# SUPPLIED RECORDS:
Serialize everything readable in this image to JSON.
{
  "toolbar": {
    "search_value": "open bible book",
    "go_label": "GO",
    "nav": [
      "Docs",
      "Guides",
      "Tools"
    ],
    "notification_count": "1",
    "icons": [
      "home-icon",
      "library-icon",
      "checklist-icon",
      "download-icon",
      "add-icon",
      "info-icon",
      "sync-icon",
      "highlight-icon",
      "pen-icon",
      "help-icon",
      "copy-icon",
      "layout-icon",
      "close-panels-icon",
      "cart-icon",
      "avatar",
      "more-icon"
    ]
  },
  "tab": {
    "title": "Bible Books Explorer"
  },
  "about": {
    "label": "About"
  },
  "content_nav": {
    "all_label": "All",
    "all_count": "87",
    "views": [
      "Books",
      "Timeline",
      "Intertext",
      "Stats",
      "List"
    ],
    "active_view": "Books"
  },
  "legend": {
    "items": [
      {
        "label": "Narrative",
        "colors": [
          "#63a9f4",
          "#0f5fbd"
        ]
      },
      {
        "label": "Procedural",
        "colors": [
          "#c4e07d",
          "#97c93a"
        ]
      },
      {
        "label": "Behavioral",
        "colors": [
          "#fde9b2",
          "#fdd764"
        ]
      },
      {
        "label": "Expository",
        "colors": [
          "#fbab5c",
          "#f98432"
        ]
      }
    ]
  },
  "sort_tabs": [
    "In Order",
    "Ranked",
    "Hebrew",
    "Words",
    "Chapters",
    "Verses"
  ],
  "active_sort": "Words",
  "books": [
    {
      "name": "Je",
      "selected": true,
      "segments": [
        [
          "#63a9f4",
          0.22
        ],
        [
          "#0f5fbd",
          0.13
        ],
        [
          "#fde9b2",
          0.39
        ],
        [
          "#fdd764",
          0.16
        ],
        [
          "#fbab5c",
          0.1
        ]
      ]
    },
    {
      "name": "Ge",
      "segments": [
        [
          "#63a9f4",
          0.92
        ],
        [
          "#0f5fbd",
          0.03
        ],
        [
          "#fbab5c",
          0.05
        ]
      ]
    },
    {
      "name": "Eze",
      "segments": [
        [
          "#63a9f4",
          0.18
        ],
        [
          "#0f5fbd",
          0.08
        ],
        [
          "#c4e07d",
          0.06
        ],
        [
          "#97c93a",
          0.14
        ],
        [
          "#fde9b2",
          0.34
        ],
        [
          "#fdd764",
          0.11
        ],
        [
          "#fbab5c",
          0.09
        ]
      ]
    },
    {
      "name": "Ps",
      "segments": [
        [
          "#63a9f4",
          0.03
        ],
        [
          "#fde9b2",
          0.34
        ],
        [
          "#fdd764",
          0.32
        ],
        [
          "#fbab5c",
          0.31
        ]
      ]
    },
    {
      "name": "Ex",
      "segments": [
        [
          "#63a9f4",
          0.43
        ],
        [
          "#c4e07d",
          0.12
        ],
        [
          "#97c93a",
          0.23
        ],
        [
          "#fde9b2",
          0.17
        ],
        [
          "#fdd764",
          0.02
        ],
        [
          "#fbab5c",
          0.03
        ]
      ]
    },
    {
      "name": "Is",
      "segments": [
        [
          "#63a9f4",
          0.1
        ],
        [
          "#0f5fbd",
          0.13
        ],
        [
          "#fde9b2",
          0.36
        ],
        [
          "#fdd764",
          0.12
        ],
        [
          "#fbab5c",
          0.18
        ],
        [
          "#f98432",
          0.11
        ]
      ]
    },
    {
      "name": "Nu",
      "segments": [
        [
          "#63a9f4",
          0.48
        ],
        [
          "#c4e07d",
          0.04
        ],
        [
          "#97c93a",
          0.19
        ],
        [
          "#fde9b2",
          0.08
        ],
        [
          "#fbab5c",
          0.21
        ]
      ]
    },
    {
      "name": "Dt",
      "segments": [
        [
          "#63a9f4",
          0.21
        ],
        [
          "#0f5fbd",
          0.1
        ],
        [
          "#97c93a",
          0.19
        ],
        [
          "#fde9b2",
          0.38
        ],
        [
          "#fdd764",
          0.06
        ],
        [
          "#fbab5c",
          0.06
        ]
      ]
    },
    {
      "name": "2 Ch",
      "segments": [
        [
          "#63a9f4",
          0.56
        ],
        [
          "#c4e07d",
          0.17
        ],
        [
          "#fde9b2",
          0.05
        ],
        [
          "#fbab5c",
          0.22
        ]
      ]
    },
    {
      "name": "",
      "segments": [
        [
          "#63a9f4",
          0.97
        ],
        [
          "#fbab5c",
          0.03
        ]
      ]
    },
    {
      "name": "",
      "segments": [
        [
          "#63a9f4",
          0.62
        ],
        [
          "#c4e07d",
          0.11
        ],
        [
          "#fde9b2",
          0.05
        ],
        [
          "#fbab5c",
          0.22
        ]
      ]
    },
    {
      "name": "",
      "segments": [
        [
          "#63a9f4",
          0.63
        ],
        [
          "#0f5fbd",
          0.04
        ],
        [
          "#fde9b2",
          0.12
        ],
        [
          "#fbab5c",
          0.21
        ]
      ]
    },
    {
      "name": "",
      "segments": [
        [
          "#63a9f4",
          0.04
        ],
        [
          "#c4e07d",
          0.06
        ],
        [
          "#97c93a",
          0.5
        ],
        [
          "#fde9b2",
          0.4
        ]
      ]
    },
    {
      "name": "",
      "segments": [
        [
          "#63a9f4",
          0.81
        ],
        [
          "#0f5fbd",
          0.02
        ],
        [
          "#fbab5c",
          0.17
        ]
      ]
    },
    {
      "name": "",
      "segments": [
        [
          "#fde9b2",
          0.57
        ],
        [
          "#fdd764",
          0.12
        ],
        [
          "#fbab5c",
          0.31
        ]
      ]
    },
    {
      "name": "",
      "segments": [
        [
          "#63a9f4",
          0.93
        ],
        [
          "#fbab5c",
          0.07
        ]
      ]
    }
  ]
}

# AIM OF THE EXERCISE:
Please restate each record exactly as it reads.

# ANSWER:
Serialize everything readable in this image to JSON.
{
  "toolbar": {
    "search_value": "open bible book",
    "go_label": "GO",
    "nav": [
      "Docs",
      "Guides",
      "Tools"
    ],
    "notification_count": "1",
    "icons": [
      "home-icon",
      "library-icon",
      "checklist-icon",
      "download-icon",
      "add-icon",
      "info-icon",
      "sync-icon",
      "highlight-icon",
      "pen-icon",
      "help-icon",
      "copy-icon",
      "layout-icon",
      "close-panels-icon",
      "cart-icon",
      "avatar",
      "more-icon"
    ]
  },
  "tab": {
    "title": "Bible Books Explorer"
  },
  "about": {
    "label": "About"
  },
  "content_nav": {
    "all_label": "All",
    "all_count": "87",
    "views": [
      "Books",
      "Timeline",
      "Intertext",
      "Stats",
      "List"
    ],
    "active_view": "Books"
  },
  "legend": {
    "items": [
      {
        "label": "Narrative",
        "colors": [
          "#63a9f4",
          "#0f5fbd"
        ]
      },
      {
        "label": "Procedural",
        "colors": [
          "#c4e07d",
          "#97c93a"
        ]
      },
      {
        "label": "Behavioral",
        "colors": [
          "#fde9b2",
          "#fdd764"
        ]
      },
      {
        "label": "Expository",
        "colors": [
          "#fbab5c",
          "#f98432"
        ]
      }
    ]
  },
  "sort_tabs": [
    "In Order",
    "Ranked",
    "Hebrew",
    "Words",
    "Chapters",
    "Verses"
  ],
  "active_sort": "Words",
  "books": [
    {
      "name": "Je",
      "selected": true,
      "segments": [
        [
          "#63a9f4",
          0.22
        ],
        [
          "#0f5fbd",
          0.13
        ],
        [
          "#fde9b2",
          0.39
        ],
        [
          "#fdd764",
          0.16
        ],
        [
          "#fbab5c",
          0.1
        ]
      ]
    },
    {
      "name": "Ge",
      "segments": [
        [
          "#63a9f4",
          0.92
        ],
        [
          "#0f5fbd",
          0.03
        ],
        [
          "#fbab5c",
          0.05
        ]
      ]
    },
    {
      "name": "Eze",
      "segments": [
        [
          "#63a9f4",
          0.18
        ],
        [
          "#0f5fbd",
          0.08
        ],
        [
          "#c4e07d",
          0.06
        ],
        [
          "#97c93a",
          0.14
        ],
        [
          "#fde9b2",
          0.34
        ],
        [
          "#fdd764",
          0.11
        ],
        [
          "#fbab5c",
          0.09
        ]
      ]
    },
    {
      "name": "Ps",
      "segments": [
        [
          "#63a9f4",
          0.03
        ],
        [
          "#fde9b2",
          0.34
        ],
        [
          "#fdd764",
          0.32
        ],
        [
          "#fbab5c",
          0.31
        ]
      ]
    },
    {
      "name": "Ex",
      "segments": [
        [
          "#63a9f4",
          0.43
        ],
        [
          "#c4e07d",
          0.12
        ],
        [
          "#97c93a",
          0.23
        ],
        [
          "#fde9b2",
          0.17
        ],
        [
          "#fdd764",
          0.02
        ],
        [
          "#fbab5c",
          0.03
        ]
      ]
    },
    {
      "name": "Is",
      "segments": [
        [
          "#63a9f4",
          0.1
        ],
        [
          "#0f5fbd",
          0.13
        ],
        [
          "#fde9b2",
          0.36
        ],
        [
          "#fdd764",
          0.12
        ],
        [
          "#fbab5c",
          0.18
        ],
        [
          "#f98432",
          0.11
        ]
      ]
    },
    {
      "name": "Nu",
      "segments": [
        [
          "#63a9f4",
          0.48
        ],
        [
          "#c4e07d",
          0.04
        ],
        [
          "#97c93a",
          0.19
        ],
        [
          "#fde9b2",
          0.08
        ],
        [
          "#fbab5c",
          0.21
        ]
      ]
    },
    {
      "name": "Dt",
      "segments": [
        [
          "#63a9f4",
          0.21
        ],
        [
          "#0f5fbd",
          0.1
        ],
        [
          "#97c93a",
          0.19
        ],
        [
          "#fde9b2",
          0.38
        ],
        [
          "#fdd764",
          0.06
        ],
        [
          "#fbab5c",
          0.06
        ]
      ]
    },
    {
      "name": "2 Ch",
      "segments": [
        [
          "#63a9f4",
          0.56
        ],
        [
          "#c4e07d",
          0.17
        ],
        [
          "#fde9b2",
          0.05
        ],
        [
          "#fbab5c",
          0.22
        ]
      ]
    },
    {
      "name": "",
      "segments": [
        [
          "#63a9f4",
          0.97
        ],
        [
          "#fbab5c",
          0.03
        ]
      ]
    },
    {
      "name": "",
      "segments": [
        [
          "#63a9f4",
          0.62
        ],
        [
          "#c4e07d",
          0.11
        ],
        [
          "#fde9b2",
          0.05
        ],
        [
          "#fbab5c",
          0.22
        ]
      ]
    },
    {
      "name": "",
      "segments": [
        [
          "#63a9f4",
          0.63
        ],
        [
          "#0f5fbd",
          0.04
        ],
        [
          "#fde9b2",
          0.12
        ],
        [
          "#fbab5c",
          0.21
        ]
      ]
    },
    {
      "name": "",
      "segments": [
        [
          "#63a9f4",
          0.04
        ],
        [
          "#c4e07d",
          0.06
        ],
        [
          "#97c93a",
          0.5
        ],
        [
          "#fde9b2",
          0.4
        ]
      ]
    },
    {
      "name": "",
      "segments": [
        [
          "#63a9f4",
          0.81
        ],
        [
          "#0f5fbd",
          0.02
        ],
        [
          "#fbab5c",
          0.17
        ]
      ]
    },
    {
      "name": "",
      "segments": [
        [
          "#fde9b2",
          0.57
        ],
        [
          "#fdd764",
          0.12
        ],
        [
          "#fbab5c",
          0.31
        ]
      ]
    },
    {
      "name": "",
      "segments": [
        [
          "#63a9f4",
          0.93
        ],
        [
          "#fbab5c",
          0.07
        ]
      ]
    }
  ]
}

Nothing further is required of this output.